>>>>

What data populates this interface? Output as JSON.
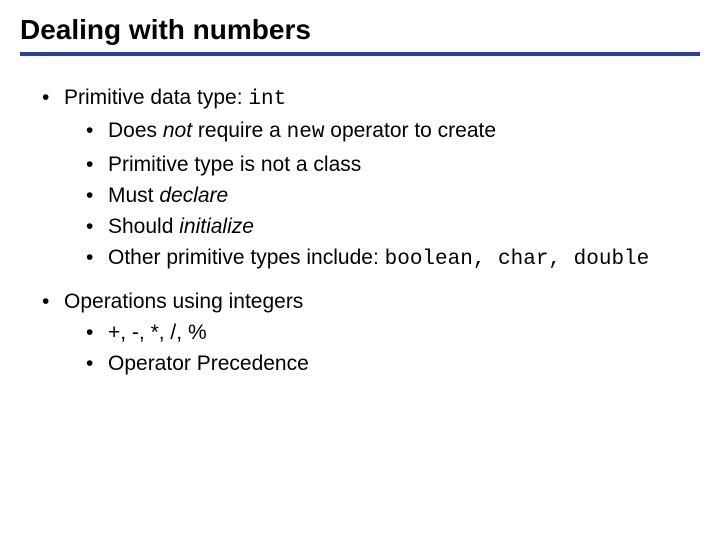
{
  "title": "Dealing with numbers",
  "b1": {
    "head_pre": "Primitive data type: ",
    "head_code": "int",
    "s1_a": "Does ",
    "s1_i": "not",
    "s1_b": " require a ",
    "s1_code": "new",
    "s1_c": " operator to create",
    "s2": "Primitive type is not a class",
    "s3_a": "Must ",
    "s3_i": "declare",
    "s4_a": "Should ",
    "s4_i": "initialize",
    "s5_a": "Other primitive types include: ",
    "s5_code": "boolean, char, double"
  },
  "b2": {
    "head": "Operations using integers",
    "s1": "+,   -,   *,   /,   %",
    "s2": "Operator Precedence"
  }
}
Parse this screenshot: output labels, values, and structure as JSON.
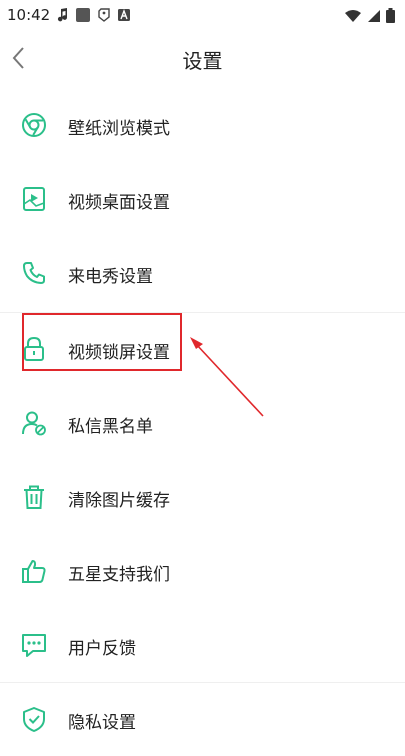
{
  "status_bar": {
    "time": "10:42"
  },
  "header": {
    "title": "设置"
  },
  "menu": {
    "items": [
      {
        "label": "壁纸浏览模式",
        "icon": "chrome-circle-icon"
      },
      {
        "label": "视频桌面设置",
        "icon": "video-frame-icon"
      },
      {
        "label": "来电秀设置",
        "icon": "phone-icon"
      },
      {
        "label": "视频锁屏设置",
        "icon": "lock-icon"
      },
      {
        "label": "私信黑名单",
        "icon": "user-block-icon"
      },
      {
        "label": "清除图片缓存",
        "icon": "trash-icon"
      },
      {
        "label": "五星支持我们",
        "icon": "thumbs-up-icon"
      },
      {
        "label": "用户反馈",
        "icon": "chat-bubble-icon"
      },
      {
        "label": "隐私设置",
        "icon": "shield-check-icon"
      }
    ]
  },
  "colors": {
    "accent": "#2bbf8a",
    "annotation": "#e0282c"
  }
}
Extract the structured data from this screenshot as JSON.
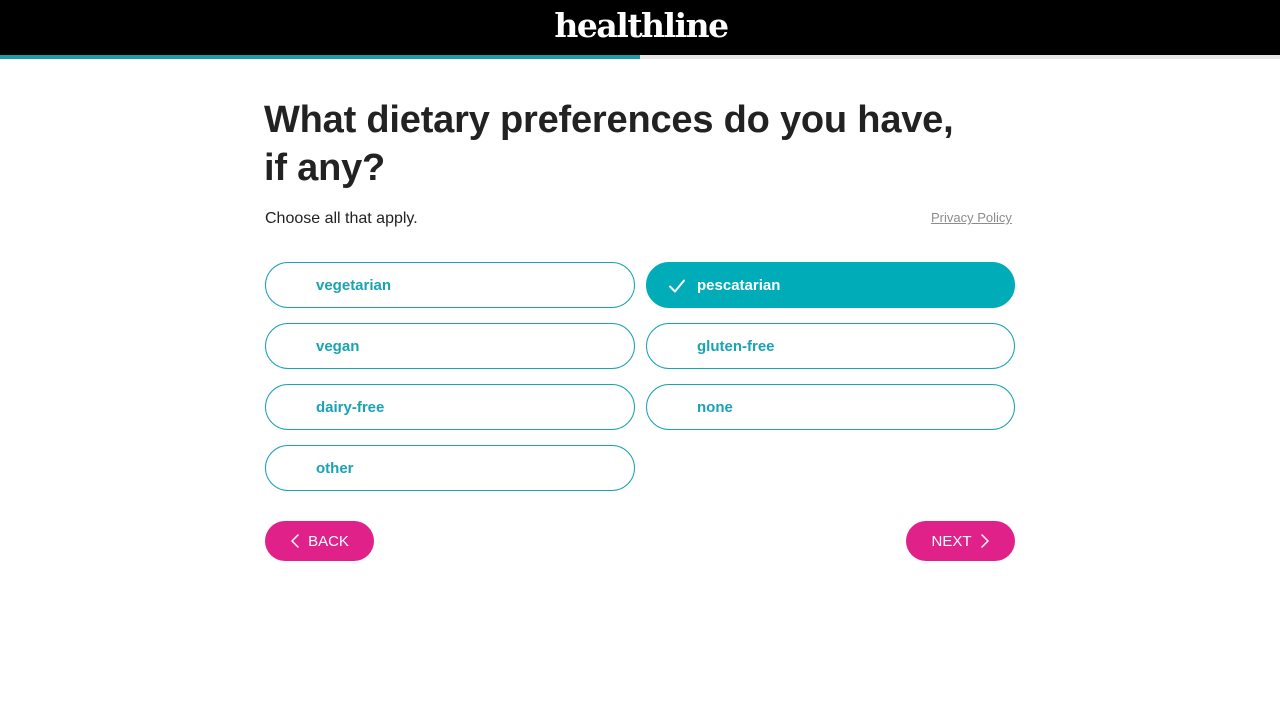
{
  "header": {
    "logo_text": "healthline",
    "logo_icon": "healthline-wordmark",
    "background": "#000000"
  },
  "progress": {
    "fraction": 0.5,
    "fill_color": "#1d9cac"
  },
  "question": {
    "title": "What dietary preferences do you have, if any?",
    "subtitle": "Choose all that apply.",
    "privacy_link": "Privacy Policy"
  },
  "options": [
    {
      "label": "vegetarian",
      "selected": false
    },
    {
      "label": "pescatarian",
      "selected": true
    },
    {
      "label": "vegan",
      "selected": false
    },
    {
      "label": "gluten-free",
      "selected": false
    },
    {
      "label": "dairy-free",
      "selected": false
    },
    {
      "label": "none",
      "selected": false
    },
    {
      "label": "other",
      "selected": false
    }
  ],
  "nav": {
    "back_label": "BACK",
    "back_icon": "chevron-left-icon",
    "next_label": "NEXT",
    "next_icon": "chevron-right-icon"
  },
  "colors": {
    "accent": "#00acb8",
    "button": "#e0218a",
    "text": "#222222"
  }
}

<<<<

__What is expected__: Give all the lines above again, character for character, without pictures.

__Task solution__:
What data populates this interface? Output as JSON.
{
  "title": "Dealing with numbers",
  "b1": {
    "head_pre": "Primitive data type: ",
    "head_code": "int",
    "s1_a": "Does ",
    "s1_i": "not",
    "s1_b": " require a ",
    "s1_code": "new",
    "s1_c": " operator to create",
    "s2": "Primitive type is not a class",
    "s3_a": "Must ",
    "s3_i": "declare",
    "s4_a": "Should ",
    "s4_i": "initialize",
    "s5_a": "Other primitive types include: ",
    "s5_code": "boolean, char, double"
  },
  "b2": {
    "head": "Operations using integers",
    "s1": "+,   -,   *,   /,   %",
    "s2": "Operator Precedence"
  }
}
Parse this screenshot: output labels, values, and structure as JSON.
{
  "status_bar": {
    "time": "10:42"
  },
  "header": {
    "title": "设置"
  },
  "menu": {
    "items": [
      {
        "label": "壁纸浏览模式",
        "icon": "chrome-circle-icon"
      },
      {
        "label": "视频桌面设置",
        "icon": "video-frame-icon"
      },
      {
        "label": "来电秀设置",
        "icon": "phone-icon"
      },
      {
        "label": "视频锁屏设置",
        "icon": "lock-icon"
      },
      {
        "label": "私信黑名单",
        "icon": "user-block-icon"
      },
      {
        "label": "清除图片缓存",
        "icon": "trash-icon"
      },
      {
        "label": "五星支持我们",
        "icon": "thumbs-up-icon"
      },
      {
        "label": "用户反馈",
        "icon": "chat-bubble-icon"
      },
      {
        "label": "隐私设置",
        "icon": "shield-check-icon"
      }
    ]
  },
  "colors": {
    "accent": "#2bbf8a",
    "annotation": "#e0282c"
  }
}
Extract the structured data from this screenshot as JSON.
{
  "header": {
    "logo_text": "healthline",
    "logo_icon": "healthline-wordmark",
    "background": "#000000"
  },
  "progress": {
    "fraction": 0.5,
    "fill_color": "#1d9cac"
  },
  "question": {
    "title": "What dietary preferences do you have, if any?",
    "subtitle": "Choose all that apply.",
    "privacy_link": "Privacy Policy"
  },
  "options": [
    {
      "label": "vegetarian",
      "selected": false
    },
    {
      "label": "pescatarian",
      "selected": true
    },
    {
      "label": "vegan",
      "selected": false
    },
    {
      "label": "gluten-free",
      "selected": false
    },
    {
      "label": "dairy-free",
      "selected": false
    },
    {
      "label": "none",
      "selected": false
    },
    {
      "label": "other",
      "selected": false
    }
  ],
  "nav": {
    "back_label": "BACK",
    "back_icon": "chevron-left-icon",
    "next_label": "NEXT",
    "next_icon": "chevron-right-icon"
  },
  "colors": {
    "accent": "#00acb8",
    "button": "#e0218a",
    "text": "#222222"
  }
}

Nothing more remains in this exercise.